The United States will do whatever it can to help pursue those responsible for explosions Wednesday at three hotels in Amman, Jordan, President George W. Bush's spokesman said.
"The president condemns in the strongest possible terms the vicious terrorist attacks against innocent civilians in Amman, Jordan," White House press secretary Scott McClellan said in a statement issued just over three hours after the bombings.
Suicide bombers attacked three hotels frequented by Westerners in the Jordanian capital Wednesday night in nearly simultaneous explosions. Immediate suspicion fell on al-Qaida, which has launched coordinated attacks on high-profile, Western targets in the past.
The bombs exploded about 45 minutes before Bush held a ceremony to honor 14 recipients of the Presidential Medal of Freedom.
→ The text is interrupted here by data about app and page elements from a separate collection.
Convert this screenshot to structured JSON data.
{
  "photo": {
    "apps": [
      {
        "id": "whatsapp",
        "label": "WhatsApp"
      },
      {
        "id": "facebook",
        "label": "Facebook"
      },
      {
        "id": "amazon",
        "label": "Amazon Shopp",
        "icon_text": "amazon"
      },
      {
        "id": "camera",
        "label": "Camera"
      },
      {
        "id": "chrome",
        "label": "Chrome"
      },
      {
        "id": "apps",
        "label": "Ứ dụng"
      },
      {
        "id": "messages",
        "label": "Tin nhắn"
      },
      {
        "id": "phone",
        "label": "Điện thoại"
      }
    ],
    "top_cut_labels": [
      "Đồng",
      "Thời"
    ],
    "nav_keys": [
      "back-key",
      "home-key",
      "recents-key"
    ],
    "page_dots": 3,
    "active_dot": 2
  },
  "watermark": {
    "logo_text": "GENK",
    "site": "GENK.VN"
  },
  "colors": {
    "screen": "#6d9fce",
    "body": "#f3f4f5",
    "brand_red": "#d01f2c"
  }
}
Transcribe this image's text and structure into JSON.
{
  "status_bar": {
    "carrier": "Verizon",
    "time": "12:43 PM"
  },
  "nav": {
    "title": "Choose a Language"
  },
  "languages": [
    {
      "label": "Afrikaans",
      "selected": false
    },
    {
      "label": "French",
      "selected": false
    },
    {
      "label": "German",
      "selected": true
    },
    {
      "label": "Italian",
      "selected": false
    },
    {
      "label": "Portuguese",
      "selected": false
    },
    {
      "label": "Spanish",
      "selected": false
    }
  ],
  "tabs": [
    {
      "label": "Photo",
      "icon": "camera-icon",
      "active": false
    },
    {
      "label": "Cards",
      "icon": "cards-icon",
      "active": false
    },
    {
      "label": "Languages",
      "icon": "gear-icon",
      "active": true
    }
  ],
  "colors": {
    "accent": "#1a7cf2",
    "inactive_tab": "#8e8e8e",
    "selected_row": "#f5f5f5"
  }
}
He was briefed on the attacks shortly after the ceremony ended by Andrew Card, the White House chief of staff, and J.D. Crouch, his deputy national security adviser, McClellan said.
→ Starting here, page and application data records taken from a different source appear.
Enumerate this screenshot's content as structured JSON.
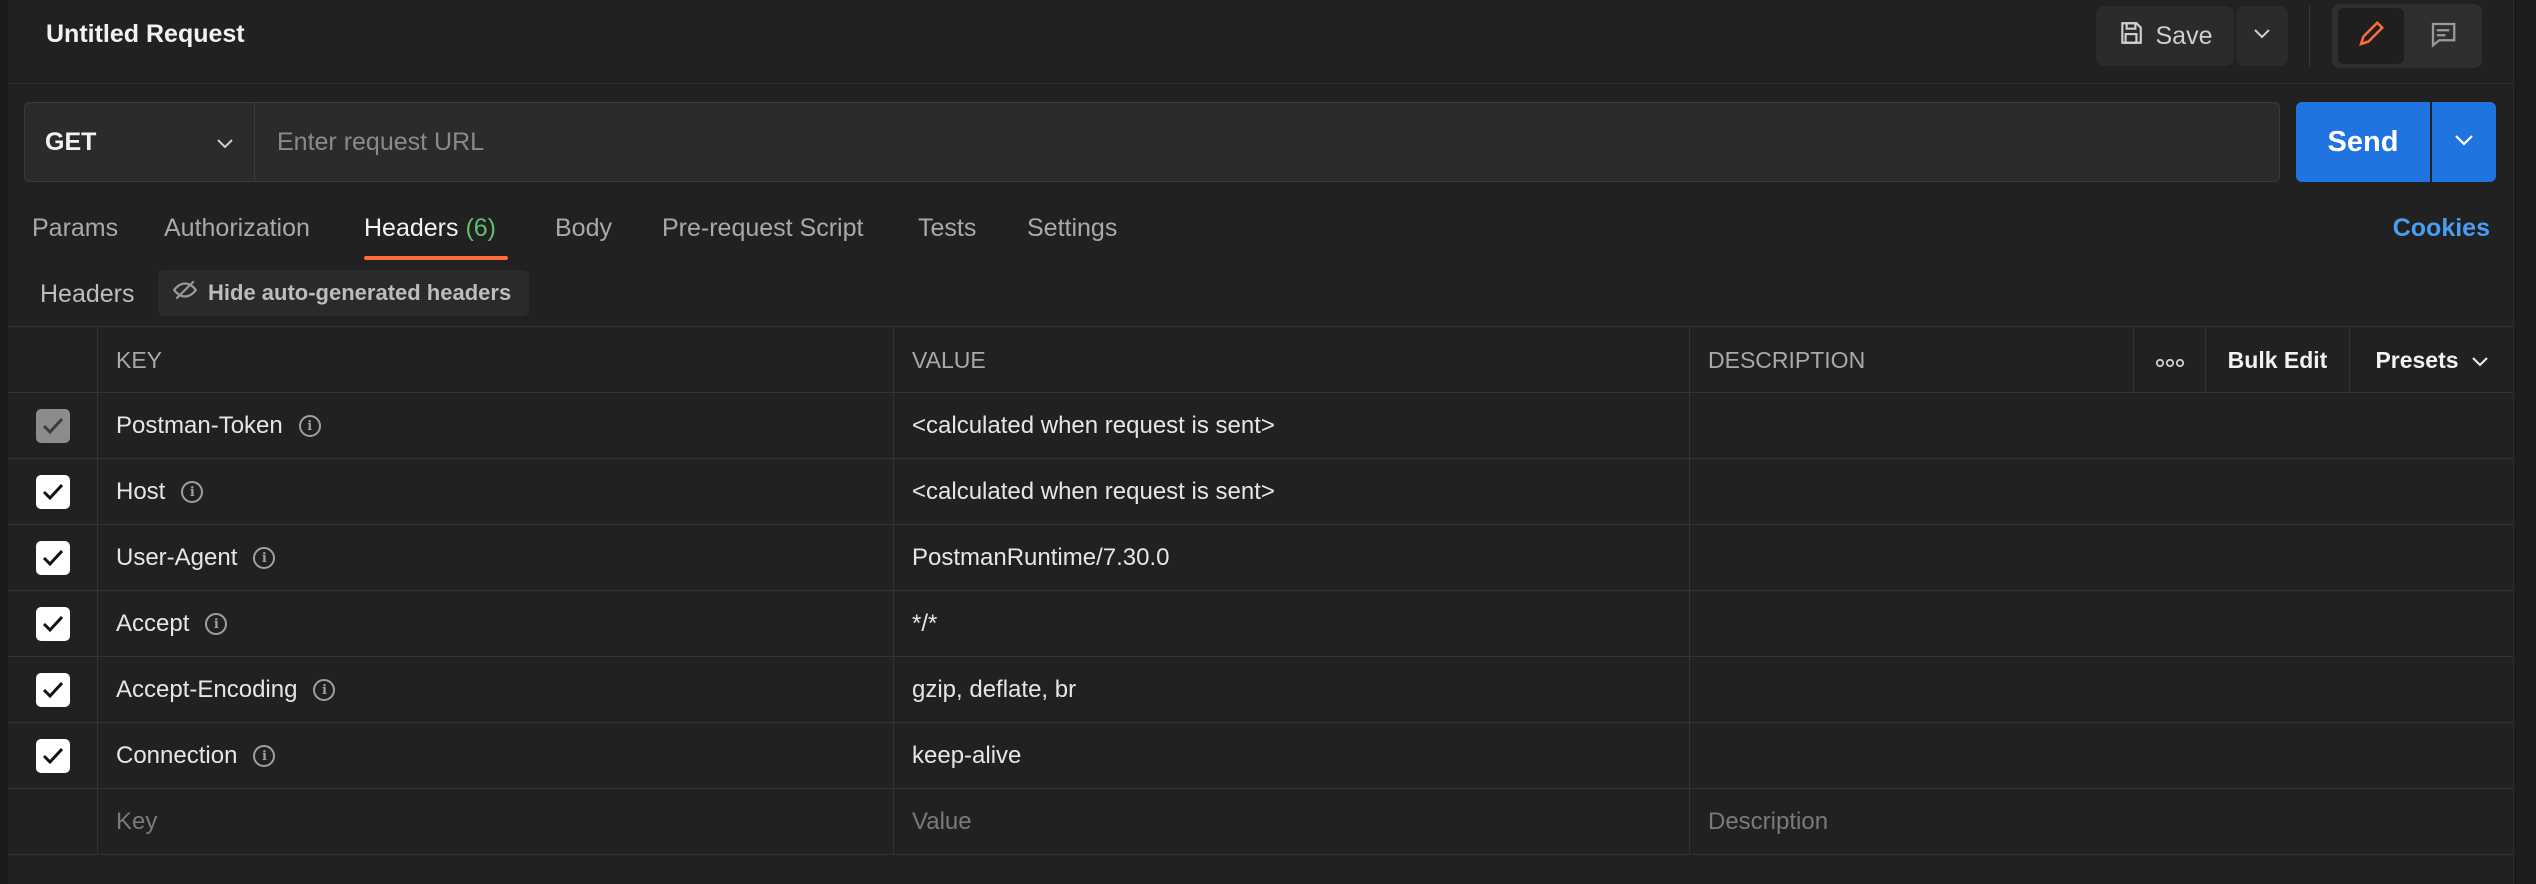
{
  "window": {
    "title": "Untitled Request"
  },
  "toolbar": {
    "save_label": "Save",
    "save_icon": "floppy-disk-icon",
    "edit_icon": "pencil-icon",
    "comment_icon": "comment-icon"
  },
  "request": {
    "method": "GET",
    "url_value": "",
    "url_placeholder": "Enter request URL",
    "send_label": "Send"
  },
  "tabs": [
    {
      "label": "Params"
    },
    {
      "label": "Authorization"
    },
    {
      "label": "Headers",
      "count": "(6)",
      "active": true
    },
    {
      "label": "Body"
    },
    {
      "label": "Pre-request Script"
    },
    {
      "label": "Tests"
    },
    {
      "label": "Settings"
    }
  ],
  "cookies_label": "Cookies",
  "headers_section": {
    "title": "Headers",
    "hide_button_label": "Hide auto-generated headers"
  },
  "table": {
    "columns": {
      "key": "KEY",
      "value": "VALUE",
      "description": "DESCRIPTION",
      "bulk_edit": "Bulk Edit",
      "presets": "Presets"
    },
    "rows": [
      {
        "key": "Postman-Token",
        "value": "<calculated when request is sent>",
        "description": "",
        "checked": true,
        "disabled": true
      },
      {
        "key": "Host",
        "value": "<calculated when request is sent>",
        "description": "",
        "checked": true
      },
      {
        "key": "User-Agent",
        "value": "PostmanRuntime/7.30.0",
        "description": "",
        "checked": true
      },
      {
        "key": "Accept",
        "value": "*/*",
        "description": "",
        "checked": true
      },
      {
        "key": "Accept-Encoding",
        "value": "gzip, deflate, br",
        "description": "",
        "checked": true
      },
      {
        "key": "Connection",
        "value": "keep-alive",
        "description": "",
        "checked": true
      }
    ],
    "placeholders": {
      "key": "Key",
      "value": "Value",
      "description": "Description"
    }
  },
  "colors": {
    "accent": "#ff6c37",
    "send": "#1f74e0",
    "link": "#4a9df5",
    "count": "#5fbf6a"
  }
}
Bush issued condolences to the people of Jordan and King Abdullah, one of his strongest allies in the Middle East, through his spokesman's statement.
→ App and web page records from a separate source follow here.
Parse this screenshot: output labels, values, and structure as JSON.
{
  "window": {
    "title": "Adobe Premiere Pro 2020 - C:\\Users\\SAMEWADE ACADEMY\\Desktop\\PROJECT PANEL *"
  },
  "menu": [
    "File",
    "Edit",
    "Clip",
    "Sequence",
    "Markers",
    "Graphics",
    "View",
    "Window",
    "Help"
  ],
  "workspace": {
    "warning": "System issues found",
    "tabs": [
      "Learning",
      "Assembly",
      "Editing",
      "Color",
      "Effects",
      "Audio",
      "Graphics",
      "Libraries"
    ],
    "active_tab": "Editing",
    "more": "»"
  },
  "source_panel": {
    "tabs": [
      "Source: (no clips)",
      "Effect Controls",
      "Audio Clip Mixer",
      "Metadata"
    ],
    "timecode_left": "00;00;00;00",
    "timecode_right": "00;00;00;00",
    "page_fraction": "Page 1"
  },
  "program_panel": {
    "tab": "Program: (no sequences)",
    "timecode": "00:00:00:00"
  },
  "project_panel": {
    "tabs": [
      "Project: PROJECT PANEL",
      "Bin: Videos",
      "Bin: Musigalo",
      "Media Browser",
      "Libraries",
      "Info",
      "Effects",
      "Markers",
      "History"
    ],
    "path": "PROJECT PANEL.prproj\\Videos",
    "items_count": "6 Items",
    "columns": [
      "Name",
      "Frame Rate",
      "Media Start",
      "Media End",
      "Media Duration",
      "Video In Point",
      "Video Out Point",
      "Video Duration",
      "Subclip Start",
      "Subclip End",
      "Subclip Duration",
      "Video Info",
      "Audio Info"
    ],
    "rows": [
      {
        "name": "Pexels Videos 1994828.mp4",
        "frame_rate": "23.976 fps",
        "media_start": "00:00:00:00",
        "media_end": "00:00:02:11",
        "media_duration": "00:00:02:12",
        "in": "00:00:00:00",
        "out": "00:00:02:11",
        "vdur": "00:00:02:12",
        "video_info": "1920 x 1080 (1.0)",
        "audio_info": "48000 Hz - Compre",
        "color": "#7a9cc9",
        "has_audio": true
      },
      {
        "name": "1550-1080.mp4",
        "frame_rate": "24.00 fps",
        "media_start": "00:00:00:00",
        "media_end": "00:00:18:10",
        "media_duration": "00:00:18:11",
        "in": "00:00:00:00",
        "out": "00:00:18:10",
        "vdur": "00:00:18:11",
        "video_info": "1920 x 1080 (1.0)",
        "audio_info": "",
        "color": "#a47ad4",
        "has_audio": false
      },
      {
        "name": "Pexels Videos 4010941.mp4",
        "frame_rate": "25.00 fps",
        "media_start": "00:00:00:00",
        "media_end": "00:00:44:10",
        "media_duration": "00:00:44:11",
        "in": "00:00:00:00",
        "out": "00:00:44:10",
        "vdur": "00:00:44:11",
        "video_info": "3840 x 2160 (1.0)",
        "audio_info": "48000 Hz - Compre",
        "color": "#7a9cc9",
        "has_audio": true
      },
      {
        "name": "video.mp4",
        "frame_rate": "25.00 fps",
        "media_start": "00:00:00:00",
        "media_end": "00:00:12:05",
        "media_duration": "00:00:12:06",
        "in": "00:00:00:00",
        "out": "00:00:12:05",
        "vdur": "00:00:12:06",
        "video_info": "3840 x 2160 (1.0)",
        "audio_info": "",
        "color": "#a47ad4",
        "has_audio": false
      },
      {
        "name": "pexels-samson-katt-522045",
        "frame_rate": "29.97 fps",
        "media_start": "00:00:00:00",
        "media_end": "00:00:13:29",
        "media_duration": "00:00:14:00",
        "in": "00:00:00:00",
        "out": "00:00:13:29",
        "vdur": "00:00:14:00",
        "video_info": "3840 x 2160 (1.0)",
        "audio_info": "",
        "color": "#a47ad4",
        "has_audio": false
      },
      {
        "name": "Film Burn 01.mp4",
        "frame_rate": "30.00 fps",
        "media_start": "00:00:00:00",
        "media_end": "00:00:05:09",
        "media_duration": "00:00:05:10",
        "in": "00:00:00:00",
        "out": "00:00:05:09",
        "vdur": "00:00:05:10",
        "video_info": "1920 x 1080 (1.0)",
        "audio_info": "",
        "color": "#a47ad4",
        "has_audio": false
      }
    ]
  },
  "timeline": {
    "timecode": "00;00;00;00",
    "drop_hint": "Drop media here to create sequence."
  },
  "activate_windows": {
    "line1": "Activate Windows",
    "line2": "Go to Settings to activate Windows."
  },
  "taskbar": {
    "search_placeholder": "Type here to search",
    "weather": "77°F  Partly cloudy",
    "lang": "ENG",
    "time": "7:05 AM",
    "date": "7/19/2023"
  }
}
"We hope for the recovery of those wounded in these attacks, and offer our prayers for the victims and their families," McClellan said. "Jordan is a close friend of the United States, and we will offer every possible form of cooperation in investigating these attacks and assisting in efforts to bring these terrorists to justice."